Property values are always changing so many property owners continually research and reassess their property’s value. Deciding about how much money your property could sell for can be fun, however once you decide to place your home on the market the value guessing must come to an end and you must decide on a price.
Keep to a Listing Price
In order to facilitate a quick sale and receive the high end of the market value for your property, you must set your price in stone prior to listing your property publicly.
Once a listing becomes active and advertised for everyone to see, there is no turning back on your asking price. If you really want to sell but not discourage buyers who are in need of a fairly priced home, lock-in your price.
While it is a seller’s dream to attract an eager buyer who is willing to pay over the listing price, or to entertain a bidding war between multiple buyers, it rarely happens, so you must come up with a price that you can live with. The good news is that there is typically enough data from market comparables to pinpoint a number that will not only attract a buyer but also meet your financial expectations.
Comparables, or “comps”, are the primary tool for establishing your price, so it is important to take time to research recent sales and neighborhood comps as well as other market conditions. Knowing the value of the comps and utilizing your broker’s vast knowledge and experience will help you make the most informed decision possible when setting a price for your property.
Watch Other Properties in Your Area / Look at sales with the same square footage
If are considering selling your home you need to start watching the listings in your neighborhood.
Before putting your house on the market research comps with identical square footage within your development to get a baseline for where your property is in the value range.
For example, if your home is 2,500 square feet and is located in a development it is likely that every home in that development has a similar layout, or at least did at one point in time. For this reason, recent sales with the same square footage are the best comparables available because the square footage is the same, the layouts are likely similar, and the location could not be closer. After you get a baseline from the comps you then adjust your price based on little things like natural light and views, as well as the condition of the property.
Check neighborhood comps
If there is not a recent sale with the same square footage or there just aren’t enough sales in your development to get a good idea as to what homes like yours are going for, it is time to branch out and evaluate the neighborhood price per square footage and look at some comparable properties nearby.
As an owner, you likely know the areas in your neighborhood and which ones are most similar to yours. When looking for properties to compare to your own, look for the same class of property as well as the year built – it doesn’t make much sense to compare a 10-year-old property to your 1960’s home!

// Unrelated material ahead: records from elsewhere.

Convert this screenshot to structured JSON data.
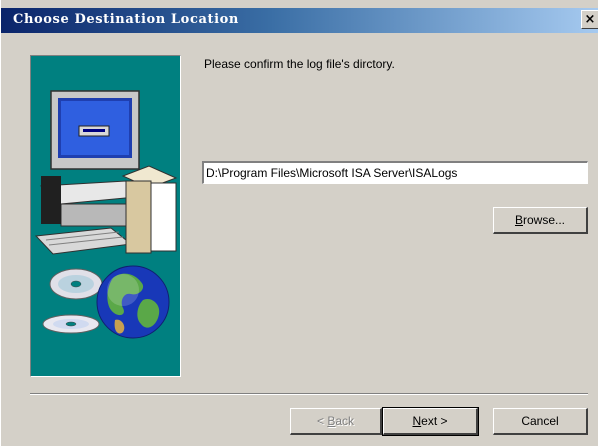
{
  "window": {
    "title": "Choose Destination Location",
    "close_glyph": "×"
  },
  "main": {
    "prompt": "Please confirm the log file's dirctory.",
    "path_value": "D:\\Program Files\\Microsoft ISA Server\\ISALogs"
  },
  "buttons": {
    "browse": {
      "pre": "",
      "key": "B",
      "post": "rowse..."
    },
    "back": {
      "pre": "< ",
      "key": "B",
      "post": "ack"
    },
    "next": {
      "pre": "",
      "key": "N",
      "post": "ext >"
    },
    "cancel": "Cancel"
  },
  "icons": {
    "artwork": [
      "computer-icon",
      "cd-disc-icon",
      "globe-icon"
    ]
  },
  "colors": {
    "title_start": "#0a246a",
    "title_end": "#a6caf0",
    "panel": "#008080",
    "face": "#d4d0c8"
  }
}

Look for properties with the same bedroom and story count as yours with similar square footage. If you have a nice outdoor space, seek out a similar comp with the same feature. Once you find a similar property, you then need to identify the differences between yours and the comp and adjust accordingly. It might be the location, the amenities, the views, or any number of things.